share common values and a commitment to work together. Throughout the years, those values and shared commitment have been the common thread linking all of our initiatives, programmes, training, exercises, and operations,” he stated.
According to Admiral Tidd, collective investments made by the partners have made the hemisphere more secure with improved coordination at the strategic, operational, and tactical levels.
The SOUTHCOM Head pointed out that while the untapped potential of the threat network was tremendous, greater integration and linkages could have all sorts of cross-cutting effects. On this note, he called on the participants to work together to
further address the most pressing security challenges facing the Region today.
“By aligning our security efforts with the work being done by our civilian agencies and NGOs, we not only improve community resiliency and extend governance where it’s needed most, we help deny criminal networks sanctuary and freedom of movement. By integrating and sequencing our respective operations and activities, we can sustain pressure against illicit networks… And aggregate the impact of individual mitigation and preparedness efforts,” Tidd stated.
The two-day conference is being held at the Marriott Hotel under the theme: “Unifying Regional Action to Counter Trans-regional and Transnational Threat Networks”.
Brigadier Patrick West, Chief-of-Staff of the Guyana Defence Force (GDF), which is the co-host of the CANSEC, outlined that the threats posed by organised networks and increasing funding of illicit trades and illegal activities need to be dealt with collectively with support from partners within and beyond the Atlantic.
Brigadier West posited that the presence of major partner nations at the conference was testimony of a commitment to build capacity in the Region to counter these threats, especially since its vulnerability can create a gateway for illegal activities.

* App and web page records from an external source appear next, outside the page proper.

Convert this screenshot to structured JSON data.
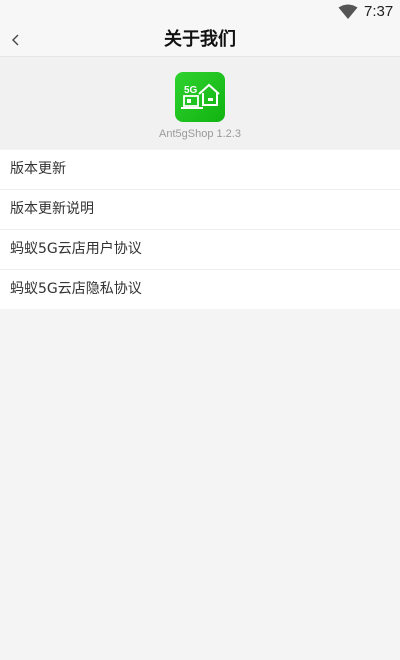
{
  "status_bar": {
    "time": "7:37",
    "wifi_icon": "wifi-icon"
  },
  "nav": {
    "back_icon": "chevron-left-icon",
    "title": "关于我们"
  },
  "app": {
    "icon": "app-logo-icon",
    "logo_text": "5G",
    "version_label": "Ant5gShop 1.2.3"
  },
  "menu": {
    "items": [
      {
        "label": "版本更新"
      },
      {
        "label": "版本更新说明"
      },
      {
        "label": "蚂蚁5G云店用户协议"
      },
      {
        "label": "蚂蚁5G云店隐私协议"
      }
    ]
  },
  "colors": {
    "app_icon_green": "#1cc21c",
    "background": "#f4f4f4"
  }
}
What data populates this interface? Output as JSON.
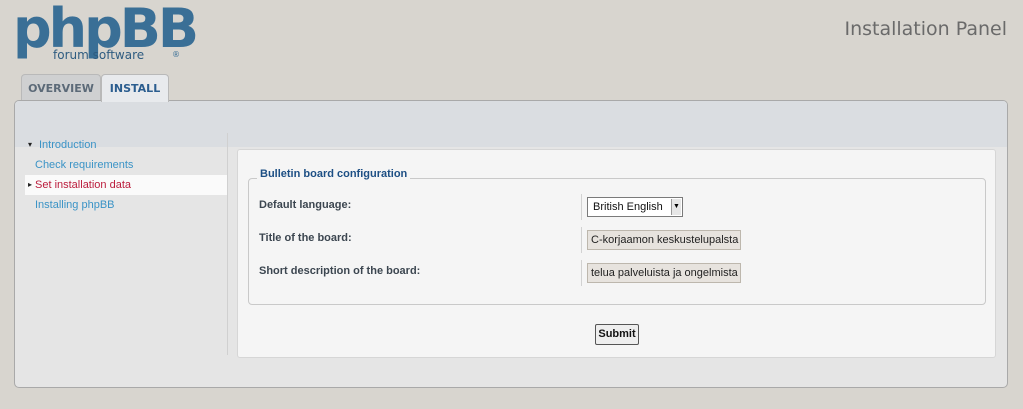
{
  "header": {
    "logo_main": "phpBB",
    "logo_sub": "forum  software",
    "logo_mark": "®",
    "panel_title": "Installation Panel"
  },
  "tabs": [
    {
      "label": "OVERVIEW",
      "active": false
    },
    {
      "label": "INSTALL",
      "active": true
    }
  ],
  "menu": {
    "items": [
      {
        "label": "Introduction",
        "state": "expanded"
      },
      {
        "label": "Check requirements",
        "state": "normal"
      },
      {
        "label": "Set installation data",
        "state": "active"
      },
      {
        "label": "Installing phpBB",
        "state": "normal"
      }
    ],
    "arrow_open": "▾",
    "arrow_active": "▸"
  },
  "form": {
    "legend": "Bulletin board configuration",
    "fields": [
      {
        "label": "Default language:",
        "type": "select",
        "value": "British English"
      },
      {
        "label": "Title of the board:",
        "type": "text",
        "value": "C-korjaamon keskustelupalsta"
      },
      {
        "label": "Short description of the board:",
        "type": "text",
        "value": "telua palveluista ja ongelmista"
      }
    ],
    "submit_label": "Submit"
  },
  "colors": {
    "brand": "#3a6f96",
    "link": "#3a93c6",
    "active_link": "#bb1c3c",
    "legend": "#1d4f84",
    "background": "#d8d5cf"
  }
}
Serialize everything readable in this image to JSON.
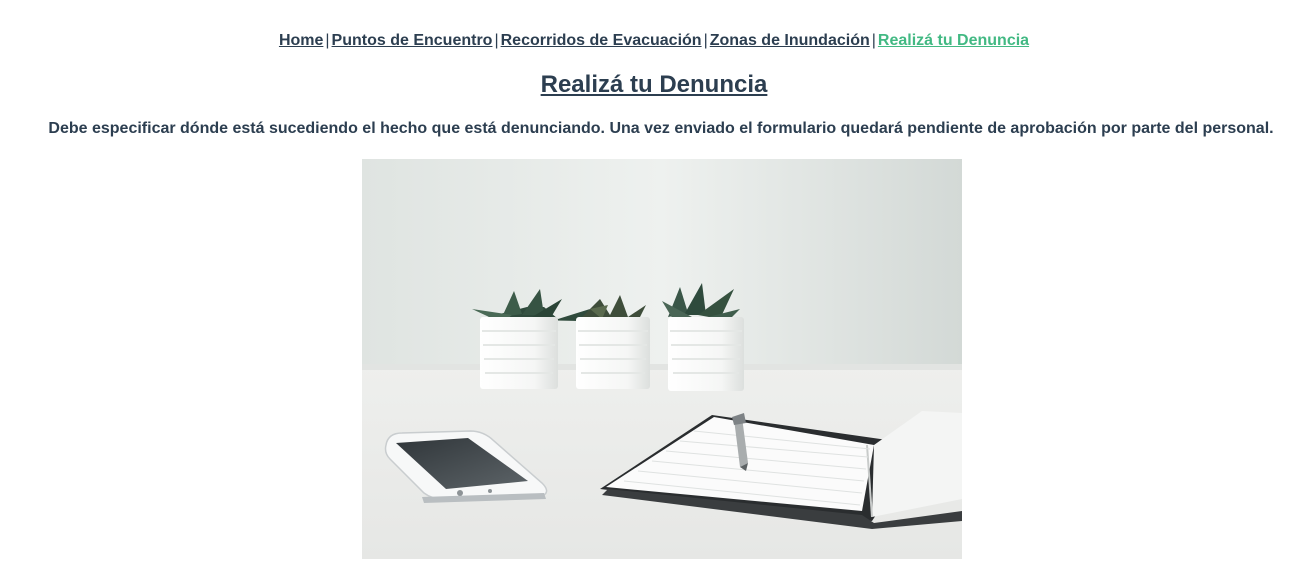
{
  "nav": {
    "items": [
      {
        "label": "Home"
      },
      {
        "label": "Puntos de Encuentro"
      },
      {
        "label": "Recorridos de Evacuación"
      },
      {
        "label": "Zonas de Inundación"
      },
      {
        "label": "Realizá tu Denuncia",
        "active": true
      }
    ],
    "separator": "|"
  },
  "main": {
    "title": "Realizá tu Denuncia",
    "description": "Debe especificar dónde está sucediendo el hecho que está denunciando. Una vez enviado el formulario quedará pendiente de aprobación por parte del personal."
  },
  "colors": {
    "text": "#2c3e50",
    "active_link": "#42b983"
  }
}
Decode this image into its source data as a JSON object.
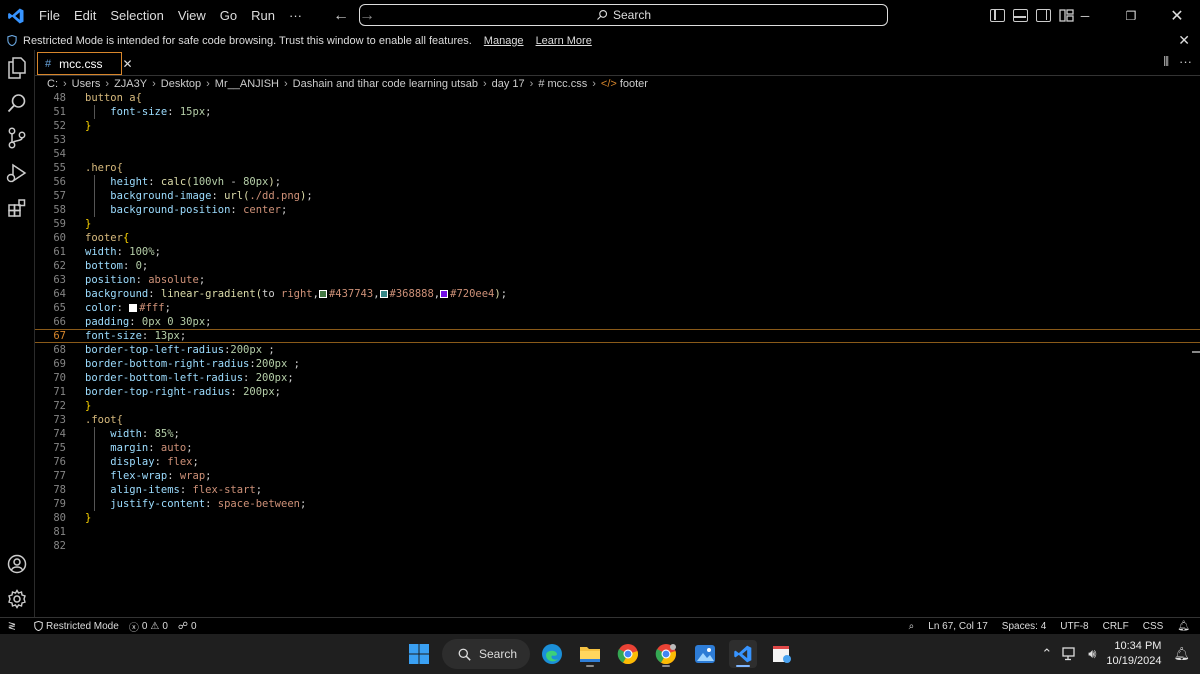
{
  "titlebar": {
    "menu": [
      "File",
      "Edit",
      "Selection",
      "View",
      "Go",
      "Run",
      "···"
    ],
    "search_label": "Search"
  },
  "banner": {
    "message": "Restricted Mode is intended for safe code browsing. Trust this window to enable all features.",
    "manage": "Manage",
    "learn_more": "Learn More"
  },
  "tab": {
    "hash": "#",
    "label": "mcc.css",
    "actions": [
      "⫴",
      "···"
    ]
  },
  "breadcrumb": [
    "C:",
    "Users",
    "ZJA3Y",
    "Desktop",
    "Mr__ANJISH",
    "Dashain and tihar code learning utsab",
    "day 17",
    "# mcc.css",
    "footer"
  ],
  "editor": {
    "lines": [
      {
        "n": "48",
        "tokens": [
          [
            "t-sel",
            "button a{"
          ]
        ]
      },
      {
        "n": "51",
        "tokens": [
          [
            "",
            "    "
          ],
          [
            "t-prop",
            "font-size"
          ],
          [
            "",
            ": "
          ],
          [
            "t-num",
            "15px"
          ],
          [
            "",
            ";"
          ]
        ]
      },
      {
        "n": "52",
        "tokens": [
          [
            "t-brace",
            "}"
          ]
        ]
      },
      {
        "n": "53",
        "tokens": []
      },
      {
        "n": "54",
        "tokens": []
      },
      {
        "n": "55",
        "tokens": [
          [
            "t-sel",
            ".hero{"
          ]
        ]
      },
      {
        "n": "56",
        "tokens": [
          [
            "",
            "    "
          ],
          [
            "t-prop",
            "height"
          ],
          [
            "",
            ": "
          ],
          [
            "t-fn",
            "calc("
          ],
          [
            "t-num",
            "100vh"
          ],
          [
            "",
            " - "
          ],
          [
            "t-num",
            "80px"
          ],
          [
            "t-fn",
            ")"
          ],
          [
            "",
            ";"
          ]
        ]
      },
      {
        "n": "57",
        "tokens": [
          [
            "",
            "    "
          ],
          [
            "t-prop",
            "background-image"
          ],
          [
            "",
            ": "
          ],
          [
            "t-fn",
            "url("
          ],
          [
            "t-kw",
            "./dd.png"
          ],
          [
            "t-fn",
            ")"
          ],
          [
            "",
            ";"
          ]
        ]
      },
      {
        "n": "58",
        "tokens": [
          [
            "",
            "    "
          ],
          [
            "t-prop",
            "background-position"
          ],
          [
            "",
            ": "
          ],
          [
            "t-kw",
            "center"
          ],
          [
            "",
            ";"
          ]
        ]
      },
      {
        "n": "59",
        "tokens": [
          [
            "t-brace",
            "}"
          ]
        ]
      },
      {
        "n": "60",
        "tokens": [
          [
            "t-sel",
            "footer"
          ],
          [
            "t-brace",
            "{"
          ]
        ]
      },
      {
        "n": "61",
        "tokens": [
          [
            "t-prop",
            "width"
          ],
          [
            "",
            ": "
          ],
          [
            "t-num",
            "100%"
          ],
          [
            "",
            ";"
          ]
        ]
      },
      {
        "n": "62",
        "tokens": [
          [
            "t-prop",
            "bottom"
          ],
          [
            "",
            ": "
          ],
          [
            "t-num",
            "0"
          ],
          [
            "",
            ";"
          ]
        ]
      },
      {
        "n": "63",
        "tokens": [
          [
            "t-prop",
            "position"
          ],
          [
            "",
            ": "
          ],
          [
            "t-kw",
            "absolute"
          ],
          [
            "",
            ";"
          ]
        ]
      },
      {
        "n": "64",
        "tokens": [
          [
            "t-prop",
            "background"
          ],
          [
            "",
            ": "
          ],
          [
            "t-fn",
            "linear-gradient("
          ],
          [
            "",
            "to "
          ],
          [
            "t-kw",
            "right"
          ],
          [
            "",
            ","
          ],
          [
            "sw:#437743",
            ""
          ],
          [
            "t-kw",
            "#437743"
          ],
          [
            "",
            ","
          ],
          [
            "sw:#368888",
            ""
          ],
          [
            "t-kw",
            "#368888"
          ],
          [
            "",
            ","
          ],
          [
            "sw:#720ee4",
            ""
          ],
          [
            "t-kw",
            "#720ee4"
          ],
          [
            "t-fn",
            ")"
          ],
          [
            "",
            ";"
          ]
        ]
      },
      {
        "n": "65",
        "tokens": [
          [
            "t-prop",
            "color"
          ],
          [
            "",
            ": "
          ],
          [
            "sw:#ffffff",
            ""
          ],
          [
            "t-kw",
            "#fff"
          ],
          [
            "",
            ";"
          ]
        ]
      },
      {
        "n": "66",
        "tokens": [
          [
            "t-prop",
            "padding"
          ],
          [
            "",
            ": "
          ],
          [
            "t-num",
            "0px 0 30px"
          ],
          [
            "",
            ";"
          ]
        ]
      },
      {
        "n": "67",
        "tokens": [
          [
            "t-prop",
            "font-size"
          ],
          [
            "",
            ": "
          ],
          [
            "t-num",
            "13px"
          ],
          [
            "",
            ";"
          ]
        ],
        "current": true
      },
      {
        "n": "68",
        "tokens": [
          [
            "t-prop",
            "border-top-left-radius"
          ],
          [
            "",
            ":"
          ],
          [
            "t-num",
            "200px"
          ],
          [
            "",
            " ;"
          ]
        ]
      },
      {
        "n": "69",
        "tokens": [
          [
            "t-prop",
            "border-bottom-right-radius"
          ],
          [
            "",
            ":"
          ],
          [
            "t-num",
            "200px"
          ],
          [
            "",
            " ;"
          ]
        ]
      },
      {
        "n": "70",
        "tokens": [
          [
            "t-prop",
            "border-bottom-left-radius"
          ],
          [
            "",
            ": "
          ],
          [
            "t-num",
            "200px"
          ],
          [
            "",
            ";"
          ]
        ]
      },
      {
        "n": "71",
        "tokens": [
          [
            "t-prop",
            "border-top-right-radius"
          ],
          [
            "",
            ": "
          ],
          [
            "t-num",
            "200px"
          ],
          [
            "",
            ";"
          ]
        ]
      },
      {
        "n": "72",
        "tokens": [
          [
            "t-brace",
            "}"
          ]
        ]
      },
      {
        "n": "73",
        "tokens": [
          [
            "t-sel",
            ".foot{"
          ]
        ]
      },
      {
        "n": "74",
        "tokens": [
          [
            "",
            "    "
          ],
          [
            "t-prop",
            "width"
          ],
          [
            "",
            ": "
          ],
          [
            "t-num",
            "85%"
          ],
          [
            "",
            ";"
          ]
        ]
      },
      {
        "n": "75",
        "tokens": [
          [
            "",
            "    "
          ],
          [
            "t-prop",
            "margin"
          ],
          [
            "",
            ": "
          ],
          [
            "t-kw",
            "auto"
          ],
          [
            "",
            ";"
          ]
        ]
      },
      {
        "n": "76",
        "tokens": [
          [
            "",
            "    "
          ],
          [
            "t-prop",
            "display"
          ],
          [
            "",
            ": "
          ],
          [
            "t-kw",
            "flex"
          ],
          [
            "",
            ";"
          ]
        ]
      },
      {
        "n": "77",
        "tokens": [
          [
            "",
            "    "
          ],
          [
            "t-prop",
            "flex-wrap"
          ],
          [
            "",
            ": "
          ],
          [
            "t-kw",
            "wrap"
          ],
          [
            "",
            ";"
          ]
        ]
      },
      {
        "n": "78",
        "tokens": [
          [
            "",
            "    "
          ],
          [
            "t-prop",
            "align-items"
          ],
          [
            "",
            ": "
          ],
          [
            "t-kw",
            "flex-start"
          ],
          [
            "",
            ";"
          ]
        ]
      },
      {
        "n": "79",
        "tokens": [
          [
            "",
            "    "
          ],
          [
            "t-prop",
            "justify-content"
          ],
          [
            "",
            ": "
          ],
          [
            "t-kw",
            "space-between"
          ],
          [
            "",
            ";"
          ]
        ]
      },
      {
        "n": "80",
        "tokens": [
          [
            "t-brace",
            "}"
          ]
        ]
      },
      {
        "n": "81",
        "tokens": []
      },
      {
        "n": "82",
        "tokens": []
      }
    ]
  },
  "statusbar": {
    "restricted": "Restricted Mode",
    "errors": "0",
    "warnings": "0",
    "ports": "0",
    "position": "Ln 67, Col 17",
    "spaces": "Spaces: 4",
    "encoding": "UTF-8",
    "eol": "CRLF",
    "language": "CSS"
  },
  "taskbar": {
    "search_label": "Search",
    "time": "10:34 PM",
    "date": "10/19/2024"
  },
  "colors": {
    "accent": "#d8862b",
    "vscode_blue": "#3794ff"
  }
}
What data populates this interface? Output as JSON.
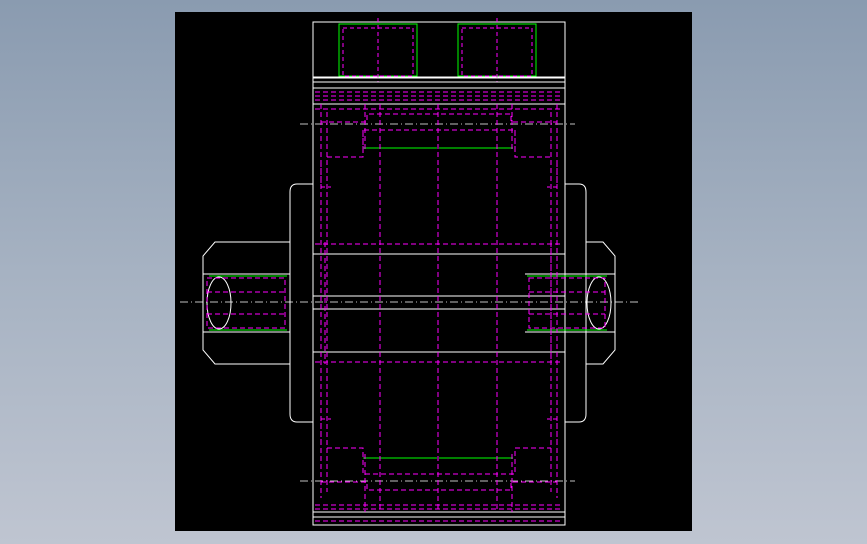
{
  "viewer": {
    "background_top": "#8a9bb0",
    "background_bottom": "#bfc5d1",
    "canvas_color": "#000000"
  },
  "drawing": {
    "colors": {
      "outline": "#ffffff",
      "hidden": "#ff00ff",
      "thread": "#00ff00",
      "center": "#ffffff"
    }
  }
}
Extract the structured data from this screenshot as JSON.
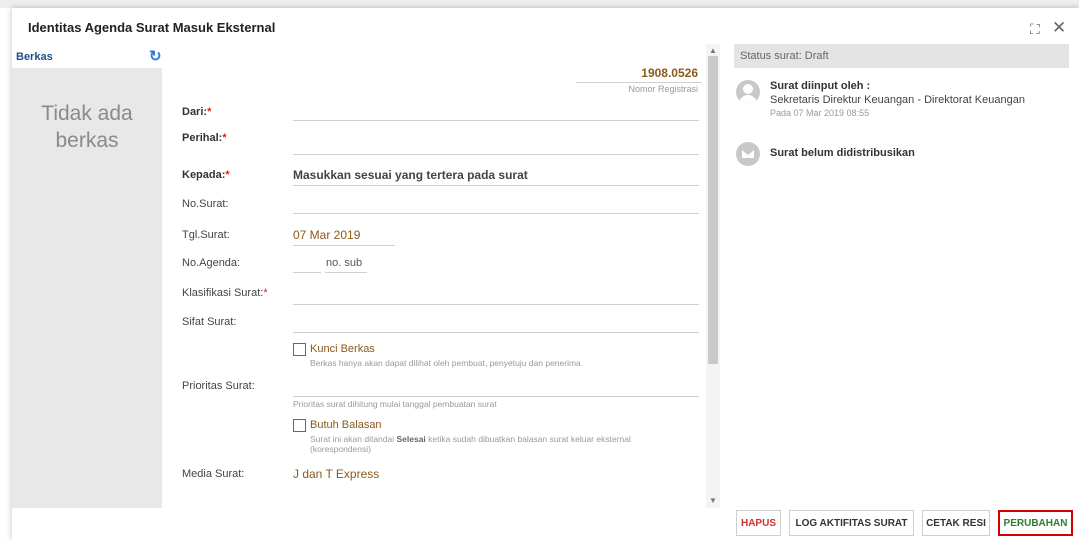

Moreover, the Chief-of-Staff outlined that global connectivity has also created conditions for dependence and inter-dependency on cyber space.
“The Region has experienced and continues to be challenged by increasing threats of cyber-crime. The security forces are, in many instances, way behind the perpetrators of these crimes and we need now more than ever to be able to be in step with or ahead of this new level of technological challenge within the Region. As their network grows, ours must grow stronger. As they find ways to exploit security weakness, we must strengthen our bonds,” he asserted.
According to Brigadier West, the security forces, along with concerned partners, must seek to find new initiatives to deal with the various emerging challenges and find ways to break their linkages.
Meanwhile, delivering brief remarks, Prime Minister Moses Nagamootoo, emphasised on the importance of cooperation in tackling the various threats facing the Region.
He noted that such support has created a counter-network with participating nations partnering to share information and resources to tackle trans-regional and transnational crimes – something which Guyana has benefited from.
In fact, the Prime Minister noted that through such networking, local law enforcement has successfully undertaken major interceptions in areas such as narco-trafficking, corruption and even piracy.
This is the 16th Caribbean Nations Security Conference, and Guyana is the first South American nation to host the forum.
In addition to Guyana and the US, participants from: Antigua and Barbuda, The Bahamas, Barbados, Belize, Dominica, the Dominican Republic, Grenada, Haiti, Jamaica, St Kitts and Nevis, St Lucia, St Vincent and the Grenadines, Suriname, and Trinidad and Tobago are taking part in the conference with representatives from Brazil, Canada, France, Mexico, the Netherlands, Spain, and the United Kingdom as observers.
Among the regional organisations also attending the forum are: Caribbean Community (Caricom); Caribbean Disaster Emergency Management Agency (CDEMA); Regional Security System (RSS) and the Inter-American Development Bank (IDB).